[Dataset entries]
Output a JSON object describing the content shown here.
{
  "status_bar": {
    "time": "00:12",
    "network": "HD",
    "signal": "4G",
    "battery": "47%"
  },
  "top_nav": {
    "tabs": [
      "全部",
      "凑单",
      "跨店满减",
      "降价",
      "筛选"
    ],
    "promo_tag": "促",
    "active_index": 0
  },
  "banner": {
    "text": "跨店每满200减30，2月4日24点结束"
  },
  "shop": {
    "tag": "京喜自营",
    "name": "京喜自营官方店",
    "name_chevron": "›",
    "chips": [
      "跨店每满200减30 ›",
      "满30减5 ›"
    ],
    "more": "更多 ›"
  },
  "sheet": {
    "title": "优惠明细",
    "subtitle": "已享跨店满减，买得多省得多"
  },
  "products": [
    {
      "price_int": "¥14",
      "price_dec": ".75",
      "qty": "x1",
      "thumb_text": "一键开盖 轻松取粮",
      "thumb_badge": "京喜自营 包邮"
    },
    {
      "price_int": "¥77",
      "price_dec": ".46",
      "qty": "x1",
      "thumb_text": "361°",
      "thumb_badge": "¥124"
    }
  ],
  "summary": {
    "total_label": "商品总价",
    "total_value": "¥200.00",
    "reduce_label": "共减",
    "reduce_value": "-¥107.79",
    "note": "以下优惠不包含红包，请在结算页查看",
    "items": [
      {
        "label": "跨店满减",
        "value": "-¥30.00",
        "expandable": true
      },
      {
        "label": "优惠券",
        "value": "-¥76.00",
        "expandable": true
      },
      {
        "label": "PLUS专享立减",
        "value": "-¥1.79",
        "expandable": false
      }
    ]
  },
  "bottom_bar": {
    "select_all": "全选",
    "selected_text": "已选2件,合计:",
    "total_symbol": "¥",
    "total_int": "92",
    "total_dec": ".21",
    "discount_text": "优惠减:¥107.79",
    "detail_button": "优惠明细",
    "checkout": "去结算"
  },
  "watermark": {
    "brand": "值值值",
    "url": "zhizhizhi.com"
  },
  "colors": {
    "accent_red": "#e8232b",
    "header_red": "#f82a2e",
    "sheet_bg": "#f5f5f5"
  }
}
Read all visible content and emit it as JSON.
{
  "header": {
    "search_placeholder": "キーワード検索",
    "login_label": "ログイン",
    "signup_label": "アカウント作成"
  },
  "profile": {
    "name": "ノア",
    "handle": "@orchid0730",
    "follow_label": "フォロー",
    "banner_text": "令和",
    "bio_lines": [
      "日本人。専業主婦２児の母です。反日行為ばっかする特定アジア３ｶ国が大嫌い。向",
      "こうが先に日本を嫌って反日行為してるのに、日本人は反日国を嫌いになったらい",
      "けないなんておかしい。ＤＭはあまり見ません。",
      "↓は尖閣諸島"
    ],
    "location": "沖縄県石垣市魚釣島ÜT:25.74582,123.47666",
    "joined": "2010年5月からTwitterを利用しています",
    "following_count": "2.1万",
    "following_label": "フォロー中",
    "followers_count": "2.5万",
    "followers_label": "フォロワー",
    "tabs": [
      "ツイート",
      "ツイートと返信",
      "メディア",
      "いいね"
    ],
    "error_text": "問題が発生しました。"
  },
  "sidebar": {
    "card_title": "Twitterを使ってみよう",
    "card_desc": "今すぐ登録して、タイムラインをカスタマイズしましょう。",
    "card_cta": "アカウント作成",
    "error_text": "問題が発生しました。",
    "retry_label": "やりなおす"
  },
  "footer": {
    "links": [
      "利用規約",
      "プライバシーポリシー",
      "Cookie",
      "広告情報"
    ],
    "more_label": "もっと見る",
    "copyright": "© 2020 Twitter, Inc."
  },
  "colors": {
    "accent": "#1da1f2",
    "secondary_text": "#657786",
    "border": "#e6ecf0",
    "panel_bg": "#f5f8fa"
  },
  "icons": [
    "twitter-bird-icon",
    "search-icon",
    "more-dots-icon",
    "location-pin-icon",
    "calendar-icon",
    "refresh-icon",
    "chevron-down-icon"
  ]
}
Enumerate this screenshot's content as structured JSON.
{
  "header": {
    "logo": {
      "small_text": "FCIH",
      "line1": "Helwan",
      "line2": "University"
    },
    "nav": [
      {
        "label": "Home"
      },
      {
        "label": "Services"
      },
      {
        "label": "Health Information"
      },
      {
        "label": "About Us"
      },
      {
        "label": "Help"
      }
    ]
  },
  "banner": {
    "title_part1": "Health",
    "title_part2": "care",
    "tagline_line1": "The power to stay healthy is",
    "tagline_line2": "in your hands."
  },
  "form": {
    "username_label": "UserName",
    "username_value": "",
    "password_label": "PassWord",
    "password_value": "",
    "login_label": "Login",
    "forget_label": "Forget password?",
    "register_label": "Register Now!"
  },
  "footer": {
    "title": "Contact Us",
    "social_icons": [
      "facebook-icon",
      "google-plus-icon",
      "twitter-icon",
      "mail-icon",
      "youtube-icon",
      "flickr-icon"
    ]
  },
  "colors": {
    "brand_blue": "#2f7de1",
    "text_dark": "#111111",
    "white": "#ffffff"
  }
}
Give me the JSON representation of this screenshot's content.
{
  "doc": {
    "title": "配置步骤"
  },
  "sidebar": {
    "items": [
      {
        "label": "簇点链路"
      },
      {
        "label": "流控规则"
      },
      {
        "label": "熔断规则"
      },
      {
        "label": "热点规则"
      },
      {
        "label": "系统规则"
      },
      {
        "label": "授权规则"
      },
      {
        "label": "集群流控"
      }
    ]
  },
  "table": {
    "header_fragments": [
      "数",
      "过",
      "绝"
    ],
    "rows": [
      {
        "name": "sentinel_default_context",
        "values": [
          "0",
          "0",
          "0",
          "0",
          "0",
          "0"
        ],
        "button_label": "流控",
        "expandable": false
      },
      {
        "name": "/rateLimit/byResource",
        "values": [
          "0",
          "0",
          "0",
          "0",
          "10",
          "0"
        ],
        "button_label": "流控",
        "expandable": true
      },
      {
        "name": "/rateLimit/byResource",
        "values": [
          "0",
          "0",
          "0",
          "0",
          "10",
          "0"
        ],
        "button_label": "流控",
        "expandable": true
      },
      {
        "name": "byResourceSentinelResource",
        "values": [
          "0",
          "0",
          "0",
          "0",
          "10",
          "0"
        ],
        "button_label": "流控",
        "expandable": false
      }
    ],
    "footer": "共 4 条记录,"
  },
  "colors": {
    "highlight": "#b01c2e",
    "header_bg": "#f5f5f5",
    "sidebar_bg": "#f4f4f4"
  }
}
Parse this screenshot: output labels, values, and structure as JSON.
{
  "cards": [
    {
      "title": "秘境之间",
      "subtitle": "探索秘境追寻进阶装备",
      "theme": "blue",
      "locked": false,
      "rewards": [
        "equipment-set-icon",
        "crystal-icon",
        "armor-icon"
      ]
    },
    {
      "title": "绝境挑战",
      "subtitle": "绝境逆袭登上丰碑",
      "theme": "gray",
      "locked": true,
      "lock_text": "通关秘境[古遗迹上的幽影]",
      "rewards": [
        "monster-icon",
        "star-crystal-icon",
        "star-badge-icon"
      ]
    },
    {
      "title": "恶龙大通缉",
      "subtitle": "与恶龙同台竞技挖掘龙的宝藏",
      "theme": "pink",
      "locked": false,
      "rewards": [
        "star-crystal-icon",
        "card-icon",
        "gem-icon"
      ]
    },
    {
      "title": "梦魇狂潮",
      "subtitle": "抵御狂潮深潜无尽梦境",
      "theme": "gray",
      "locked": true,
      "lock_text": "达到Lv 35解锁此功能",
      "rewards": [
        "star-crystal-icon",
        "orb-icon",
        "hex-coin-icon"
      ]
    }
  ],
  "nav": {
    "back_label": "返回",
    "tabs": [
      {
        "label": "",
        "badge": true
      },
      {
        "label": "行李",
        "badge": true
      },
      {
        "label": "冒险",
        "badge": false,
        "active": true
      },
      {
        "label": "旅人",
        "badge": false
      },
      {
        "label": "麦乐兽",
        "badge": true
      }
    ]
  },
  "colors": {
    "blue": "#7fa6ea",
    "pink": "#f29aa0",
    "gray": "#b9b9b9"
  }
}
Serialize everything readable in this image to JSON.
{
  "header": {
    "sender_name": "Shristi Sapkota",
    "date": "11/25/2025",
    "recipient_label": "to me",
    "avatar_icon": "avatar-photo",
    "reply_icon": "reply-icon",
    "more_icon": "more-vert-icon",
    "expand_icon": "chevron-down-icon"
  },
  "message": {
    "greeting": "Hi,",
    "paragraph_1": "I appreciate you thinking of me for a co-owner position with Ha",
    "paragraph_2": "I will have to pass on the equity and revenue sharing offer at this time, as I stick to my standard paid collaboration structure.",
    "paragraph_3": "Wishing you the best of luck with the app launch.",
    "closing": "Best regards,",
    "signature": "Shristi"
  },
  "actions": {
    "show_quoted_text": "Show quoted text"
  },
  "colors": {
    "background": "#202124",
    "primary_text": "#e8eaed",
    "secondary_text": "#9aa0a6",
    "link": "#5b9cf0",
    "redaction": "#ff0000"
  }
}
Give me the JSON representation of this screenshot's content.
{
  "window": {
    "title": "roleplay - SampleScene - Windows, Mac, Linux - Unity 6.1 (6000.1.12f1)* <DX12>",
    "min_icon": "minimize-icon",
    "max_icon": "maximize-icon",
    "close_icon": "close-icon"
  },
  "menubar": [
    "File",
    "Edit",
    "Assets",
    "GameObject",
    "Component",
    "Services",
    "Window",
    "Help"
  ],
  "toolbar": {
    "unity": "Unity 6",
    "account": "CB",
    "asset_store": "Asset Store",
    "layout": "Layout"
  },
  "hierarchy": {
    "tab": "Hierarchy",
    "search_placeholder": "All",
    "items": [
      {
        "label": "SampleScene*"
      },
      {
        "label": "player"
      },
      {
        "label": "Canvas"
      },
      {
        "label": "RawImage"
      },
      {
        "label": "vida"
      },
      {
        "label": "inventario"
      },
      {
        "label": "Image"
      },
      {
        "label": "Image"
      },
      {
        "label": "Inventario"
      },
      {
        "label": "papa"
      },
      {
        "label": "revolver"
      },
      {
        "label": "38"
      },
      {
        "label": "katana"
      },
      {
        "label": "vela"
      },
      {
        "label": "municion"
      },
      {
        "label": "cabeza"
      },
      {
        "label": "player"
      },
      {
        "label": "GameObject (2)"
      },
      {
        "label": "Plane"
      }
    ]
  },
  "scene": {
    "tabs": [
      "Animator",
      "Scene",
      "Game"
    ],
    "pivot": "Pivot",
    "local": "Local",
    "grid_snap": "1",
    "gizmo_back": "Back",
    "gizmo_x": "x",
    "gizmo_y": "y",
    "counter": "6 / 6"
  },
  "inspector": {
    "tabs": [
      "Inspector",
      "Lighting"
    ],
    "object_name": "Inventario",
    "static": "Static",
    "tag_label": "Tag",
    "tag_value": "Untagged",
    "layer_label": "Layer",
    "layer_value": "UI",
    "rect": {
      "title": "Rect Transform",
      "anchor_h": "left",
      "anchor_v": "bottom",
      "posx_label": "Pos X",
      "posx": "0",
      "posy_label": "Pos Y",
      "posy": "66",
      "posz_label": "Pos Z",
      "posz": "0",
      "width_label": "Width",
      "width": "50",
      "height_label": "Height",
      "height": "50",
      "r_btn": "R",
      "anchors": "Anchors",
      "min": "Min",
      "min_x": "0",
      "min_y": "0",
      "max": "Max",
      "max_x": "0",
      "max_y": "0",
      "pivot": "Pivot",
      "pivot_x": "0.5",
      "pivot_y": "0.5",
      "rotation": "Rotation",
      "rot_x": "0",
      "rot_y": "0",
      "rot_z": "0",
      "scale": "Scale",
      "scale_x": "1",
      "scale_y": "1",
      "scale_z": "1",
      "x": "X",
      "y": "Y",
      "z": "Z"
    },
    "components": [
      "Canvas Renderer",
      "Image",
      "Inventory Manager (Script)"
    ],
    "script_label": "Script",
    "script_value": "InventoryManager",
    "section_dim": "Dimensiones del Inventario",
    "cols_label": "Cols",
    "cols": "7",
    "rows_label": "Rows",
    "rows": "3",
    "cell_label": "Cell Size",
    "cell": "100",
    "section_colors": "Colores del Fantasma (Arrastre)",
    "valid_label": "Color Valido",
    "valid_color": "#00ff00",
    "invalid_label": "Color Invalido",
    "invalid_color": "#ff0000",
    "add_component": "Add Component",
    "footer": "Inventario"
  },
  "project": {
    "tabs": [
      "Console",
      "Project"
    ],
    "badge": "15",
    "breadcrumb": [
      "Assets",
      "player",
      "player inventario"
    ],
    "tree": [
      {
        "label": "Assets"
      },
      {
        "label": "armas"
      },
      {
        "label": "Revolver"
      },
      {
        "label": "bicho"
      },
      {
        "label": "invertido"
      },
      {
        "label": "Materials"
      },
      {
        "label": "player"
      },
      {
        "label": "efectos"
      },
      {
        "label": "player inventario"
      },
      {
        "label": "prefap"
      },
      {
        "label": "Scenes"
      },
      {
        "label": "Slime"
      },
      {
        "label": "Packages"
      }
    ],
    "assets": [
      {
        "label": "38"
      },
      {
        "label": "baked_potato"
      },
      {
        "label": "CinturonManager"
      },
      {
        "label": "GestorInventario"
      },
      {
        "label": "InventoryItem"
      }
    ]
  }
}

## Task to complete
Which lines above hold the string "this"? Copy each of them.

## Exercise solution
Enumerate this screenshot's content as structured JSON.
Give me the JSON representation of this screenshot's content.
Parse this screenshot: output labels, values, and structure as JSON.
Serialize everything readable in this image to JSON.
    "paragraph_2": "I will have to pass on the equity and revenue sharing offer at this time, as I stick to my standard paid collaboration structure.",
Give me the JSON representation of this screenshot's content.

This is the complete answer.